Consider this book to be a "users manual for newlyweds". This is a basic primer for establishing a Christian household. Ranging in topics from foundational communications between people, to engagement, to leadership and submission this book gives a floor plan for how Christians can live together in reasonable harmony. Peppered throughout the book are worksheets designed to allow the reader (and their partner) to evaluate their own contributions to the relationship.
Analysis of the Book
Grounded in a solid biblical foundation, this book assists the young (or young at heart) Christian to understand how a home should be structured. Each topic builds on the previous one. In one chapter the person contemplating marriage is guided through an evaluation of their knowledge and expectations of marriage. In a subsequent chapter the submission of the wife to the husband is discussed. Then the obligations and duties of leadership that fall to the husband are explored, all from the pages of the Scriptures.
This book is a good place to which to turn for new couples beginning a home. The material is basic, biblical, and is capable of pointing newlyweds or new Christians in the proper direction as they begin their new domestic lives.
The full title of Ready to Restore includes the subtitle The Laymanís Guide to Christian Counseling. Dedicated to the layman, this book seeks to assist those who are not pastors to understand Godís call for them to engage in Christian Counseling. In a mere 100 pages Dr. Adams brings a tool kit of counseling aids to all believers. Not content just to challenge the layman to counsel, Dr. Adams desires to equip him as well.
Analysis of the Book
At the time this review is being written a debate rages in the camp of Nouthetic-based counselors. At the center of the debate are questions such as, "Should those who are not NANC-certified be permitted to counsel inside the church?", and, "Is it proper for Nouthetic counselors to charge the Christians counseled for their services?" Interestingly, Dr. Adams seems to address these questions from all the way back in 1981, when he first wrote this book.
"Is Christian counseling the work of a highly specialized group of persons? Does it belong to pastors and elders of the church alone? What of everyday man or woman-in-the-pew Christians; do they too have a ministry of counseling to which God has called them as laymen? Ö The answer is simple, yet profound: God calls every Christian to counsel some people, somewhere, at some time about somethingÖ" (Adams, page 1)
Dr. Adams uses many convincing passages of Scripture to demonstrate the obligation, duty, and opportunity for the service of restorative counseling that God bestows on all believers.

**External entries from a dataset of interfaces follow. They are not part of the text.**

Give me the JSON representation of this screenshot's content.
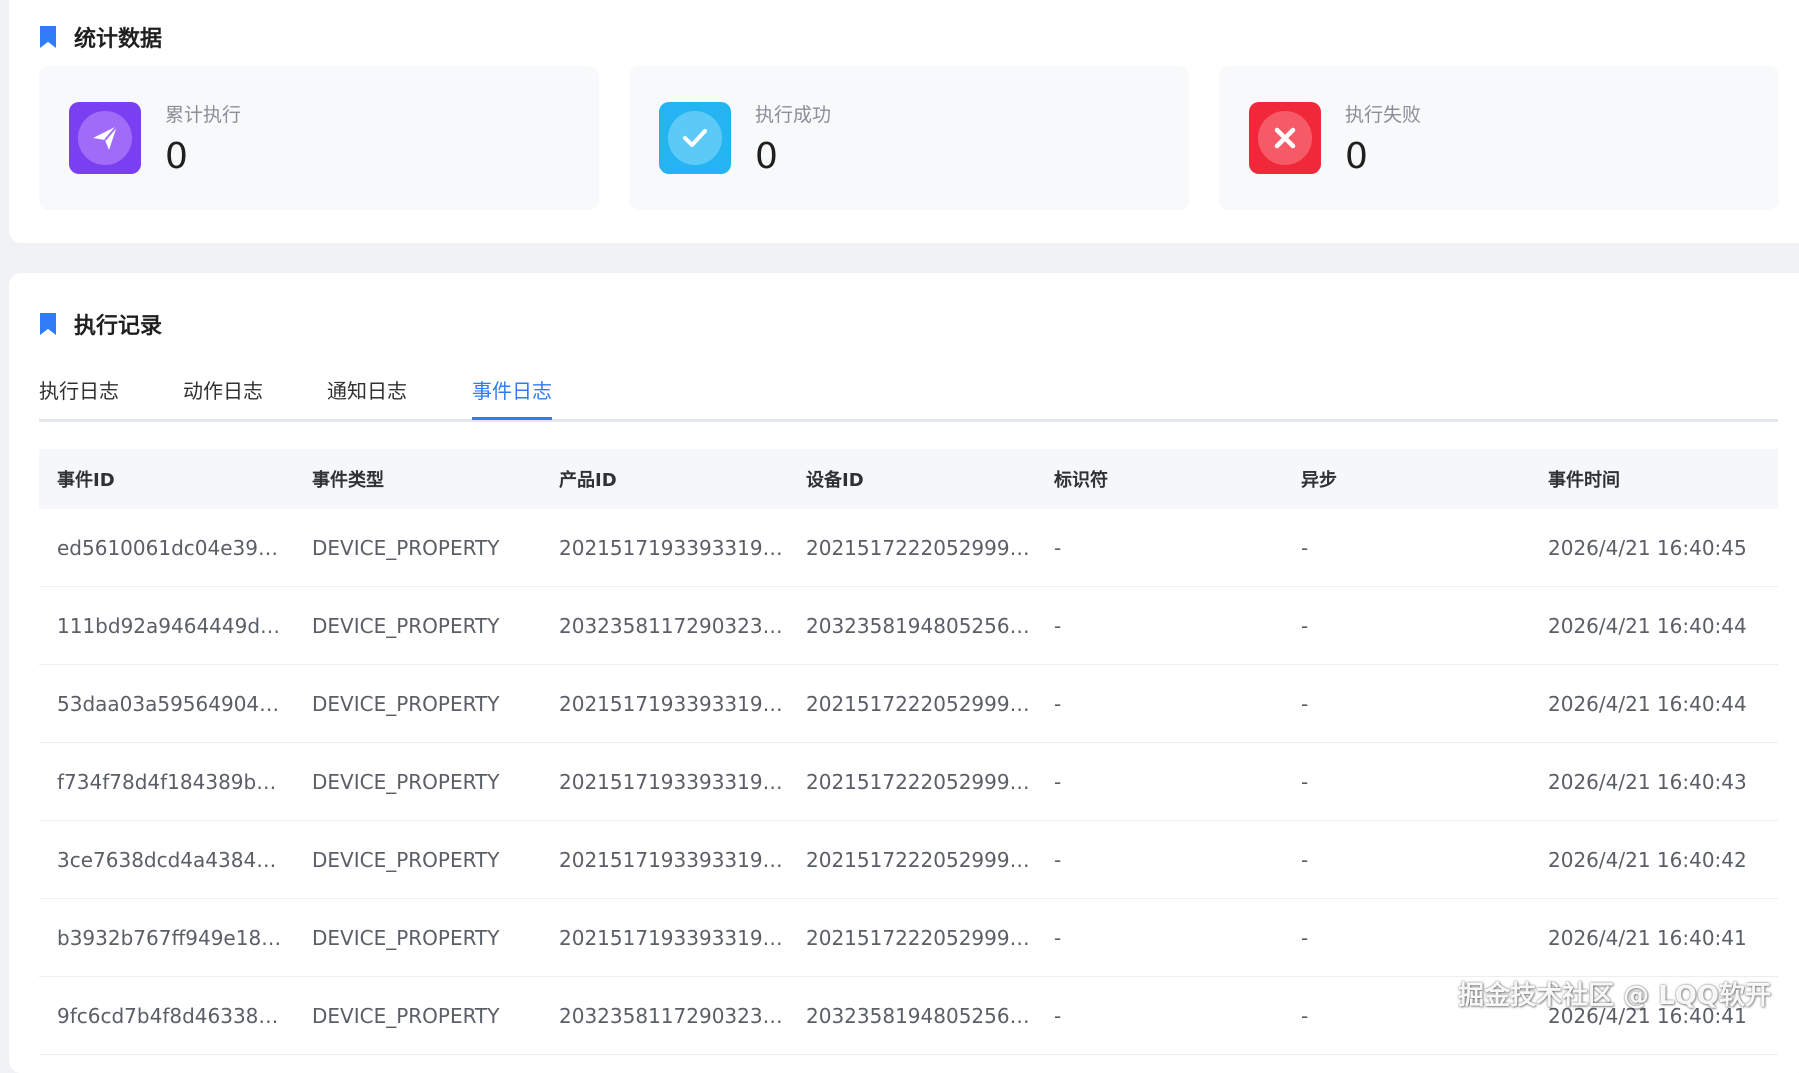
{
  "stats": {
    "title": "统计数据",
    "items": [
      {
        "label": "累计执行",
        "value": "0",
        "icon": "paper-plane-icon",
        "color": "#7b3ff2"
      },
      {
        "label": "执行成功",
        "value": "0",
        "icon": "check-icon",
        "color": "#25b4f2"
      },
      {
        "label": "执行失败",
        "value": "0",
        "icon": "close-icon",
        "color": "#f0283a"
      }
    ]
  },
  "records": {
    "title": "执行记录",
    "tabs": [
      {
        "label": "执行日志"
      },
      {
        "label": "动作日志"
      },
      {
        "label": "通知日志"
      },
      {
        "label": "事件日志",
        "active": true
      }
    ],
    "table": {
      "headers": [
        "事件ID",
        "事件类型",
        "产品ID",
        "设备ID",
        "标识符",
        "异步",
        "事件时间"
      ],
      "rows": [
        [
          "ed5610061dc04e39…",
          "DEVICE_PROPERTY",
          "2021517193393319…",
          "2021517222052999…",
          "-",
          "-",
          "2026/4/21 16:40:45"
        ],
        [
          "111bd92a9464449d…",
          "DEVICE_PROPERTY",
          "2032358117290323…",
          "2032358194805256…",
          "-",
          "-",
          "2026/4/21 16:40:44"
        ],
        [
          "53daa03a59564904…",
          "DEVICE_PROPERTY",
          "2021517193393319…",
          "2021517222052999…",
          "-",
          "-",
          "2026/4/21 16:40:44"
        ],
        [
          "f734f78d4f184389b…",
          "DEVICE_PROPERTY",
          "2021517193393319…",
          "2021517222052999…",
          "-",
          "-",
          "2026/4/21 16:40:43"
        ],
        [
          "3ce7638dcd4a4384…",
          "DEVICE_PROPERTY",
          "2021517193393319…",
          "2021517222052999…",
          "-",
          "-",
          "2026/4/21 16:40:42"
        ],
        [
          "b3932b767ff949e18…",
          "DEVICE_PROPERTY",
          "2021517193393319…",
          "2021517222052999…",
          "-",
          "-",
          "2026/4/21 16:40:41"
        ],
        [
          "9fc6cd7b4f8d46338…",
          "DEVICE_PROPERTY",
          "2032358117290323…",
          "2032358194805256…",
          "-",
          "-",
          "2026/4/21 16:40:41"
        ]
      ]
    }
  },
  "watermark": "掘金技术社区 @ LQQ软开",
  "accent_color": "#2f7cf6"
}
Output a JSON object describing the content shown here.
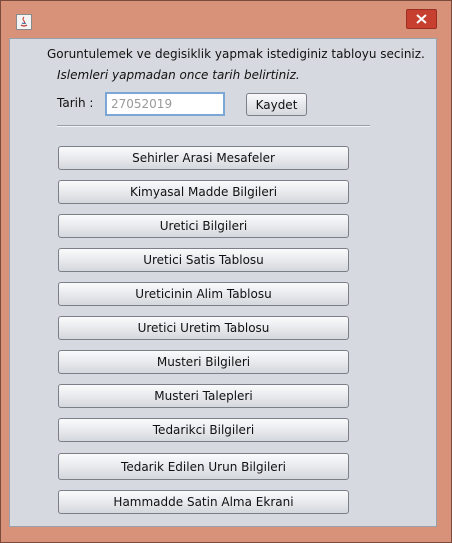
{
  "window": {
    "icon": "java-app-icon",
    "close_icon": "close-icon"
  },
  "form": {
    "instruction": "Goruntulemek ve degisiklik yapmak istediginiz tabloyu seciniz.",
    "note": "Islemleri yapmadan once tarih belirtiniz.",
    "date_label": "Tarih :",
    "date_value": "27052019",
    "save_label": "Kaydet"
  },
  "buttons": [
    "Sehirler Arasi Mesafeler",
    "Kimyasal Madde Bilgileri",
    "Uretici Bilgileri",
    "Uretici Satis Tablosu",
    "Ureticinin Alim Tablosu",
    "Uretici Uretim Tablosu",
    "Musteri Bilgileri",
    "Musteri Talepleri",
    "Tedarikci Bilgileri",
    "Tedarik Edilen Urun Bilgileri",
    "Hammadde Satin Alma Ekrani"
  ],
  "colors": {
    "frame": "#d9927a",
    "close_button": "#c7402f",
    "panel": "#d6d9df",
    "input_focus_border": "#7ba6d6"
  }
}
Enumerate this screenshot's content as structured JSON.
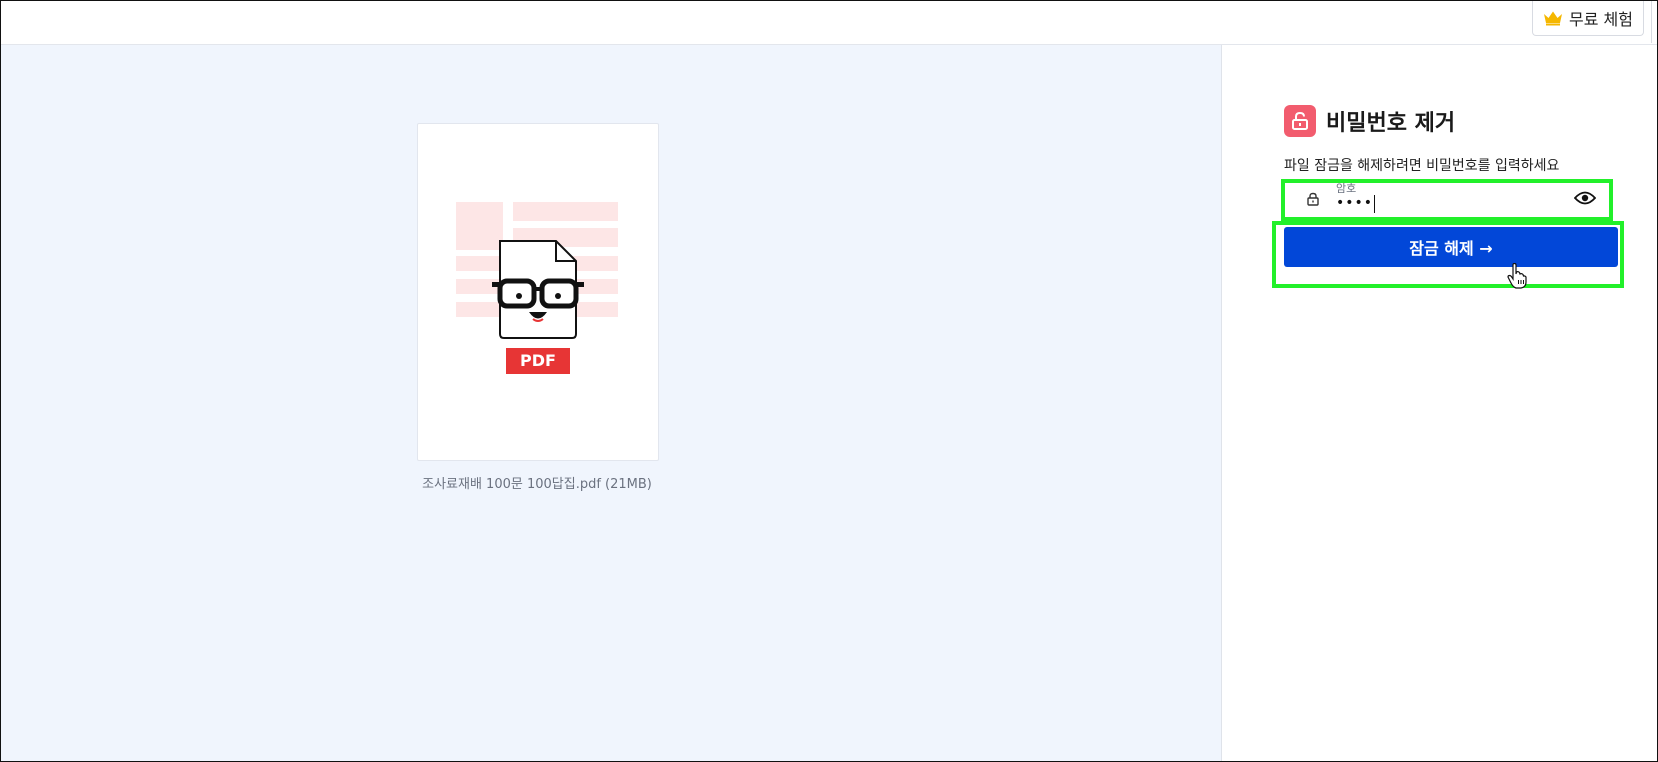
{
  "topbar": {
    "trial_label": "무료 체험",
    "trial_icon": "crown-icon",
    "accent": "#f5b700"
  },
  "preview": {
    "file_badge": "PDF",
    "file_name": "조사료재배 100문 100답집.pdf (21MB)"
  },
  "panel": {
    "title": "비밀번호 제거",
    "title_icon": "unlock-icon",
    "instruction": "파일 잠금을 해제하려면 비밀번호를 입력하세요",
    "password": {
      "label": "암호",
      "value": "••••"
    },
    "unlock_button": {
      "label": "잠금 해제 →",
      "color": "#0247d8"
    }
  },
  "colors": {
    "highlight": "#22f02a",
    "preview_bg": "#f0f5fd",
    "pdf_badge": "#e73535",
    "tool_icon_bg": "#f25c6e"
  }
}
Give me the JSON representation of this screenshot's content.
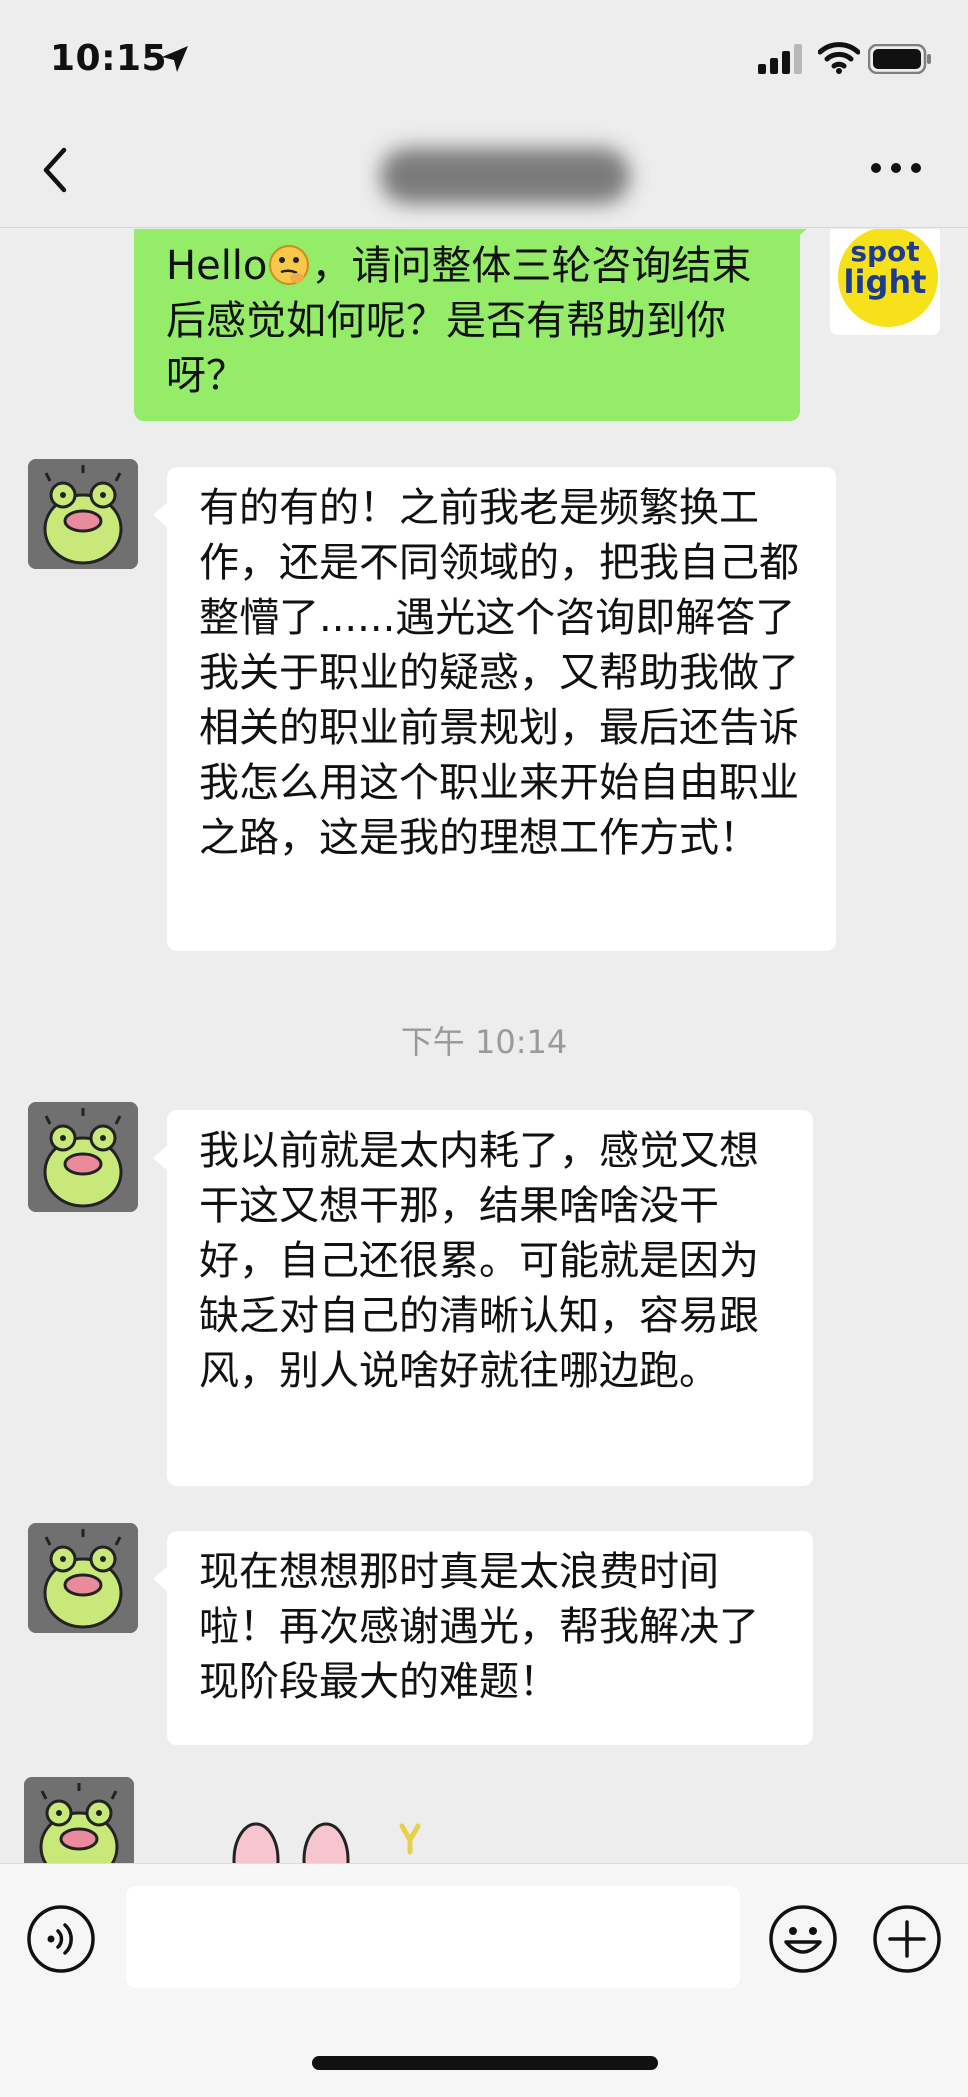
{
  "status_bar": {
    "time": "10:15",
    "icons": [
      "location-arrow-icon",
      "signal-icon",
      "wifi-icon",
      "battery-icon"
    ]
  },
  "nav": {
    "back_icon": "chevron-left-icon",
    "more_icon": "more-icon"
  },
  "messages": [
    {
      "direction": "outgoing",
      "sender_avatar": {
        "line1": "spot",
        "line2": "light",
        "color": "#f6e11a"
      },
      "prefix": "Hello",
      "emoji": "thinking-emoji-icon",
      "text": "，请问整体三轮咨询结束后感觉如何呢？是否有帮助到你呀？"
    },
    {
      "direction": "incoming",
      "avatar": "frog-avatar",
      "text": "有的有的！之前我老是频繁换工作，还是不同领域的，把我自己都整懵了......遇光这个咨询即解答了我关于职业的疑惑，又帮助我做了相关的职业前景规划，最后还告诉我怎么用这个职业来开始自由职业之路，这是我的理想工作方式！"
    },
    {
      "type": "timestamp",
      "text": "下午 10:14"
    },
    {
      "direction": "incoming",
      "avatar": "frog-avatar",
      "text": "我以前就是太内耗了，感觉又想干这又想干那，结果啥啥没干好，自己还很累。可能就是因为缺乏对自己的清晰认知，容易跟风，别人说啥好就往哪边跑。"
    },
    {
      "direction": "incoming",
      "avatar": "frog-avatar",
      "text": "现在想想那时真是太浪费时间啦！再次感谢遇光，帮我解决了现阶段最大的难题！"
    },
    {
      "direction": "incoming",
      "avatar": "frog-avatar",
      "sticker": "bunny-sticker"
    }
  ],
  "input_bar": {
    "value": "",
    "icons": [
      "voice-icon",
      "emoji-icon",
      "plus-icon"
    ]
  },
  "colors": {
    "background": "#ededed",
    "outgoing_bubble": "#95ec69",
    "incoming_bubble": "#ffffff",
    "timestamp_text": "#9a9a9a"
  }
}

Since this duty rests on each one of us, the book dedicates time to exploring the prerequisites that must be attained prior to counseling. Among these are genuine faith and the indwelling of the Holy Spirit. Then, obedience and study is added.
"To be an effective counselor ready and able to restore others, there must be a prayerful willingness and obedience, coupled with diligent study of the Scriptures and a love for Christ and His church through which the Spirit works." (Adams, page 17)
Pragmatically, Dr. Adams deals with such obstacles to counseling as fear, knowledge, and truthfulness, not on the part of the one to be counseled, but on the part of the counselor. Then he moves on to the doctrinal foundations of counseling. Finally he discusses the mechanics or processes one might use to conduct a counseling session.
Reading this book and working through some of the suggested exercises will not instantly transform the reader into an experienced staff counselor, but it can bring the layman to the point of being able to help restore a fellow Christian who has stumbled over a sin or who is experiencing a relationship problem at work.
This book is almost as powerful as Competent to Counsel. It can be a tremendous first step into obedience to the biblical call, "Brethren, even if anyone is caught in any trespass, you who are spiritual, restore such a one in a spirit of gentleness; each one looking to yourself, so that you too will not be tempted." (Galatians 6:1)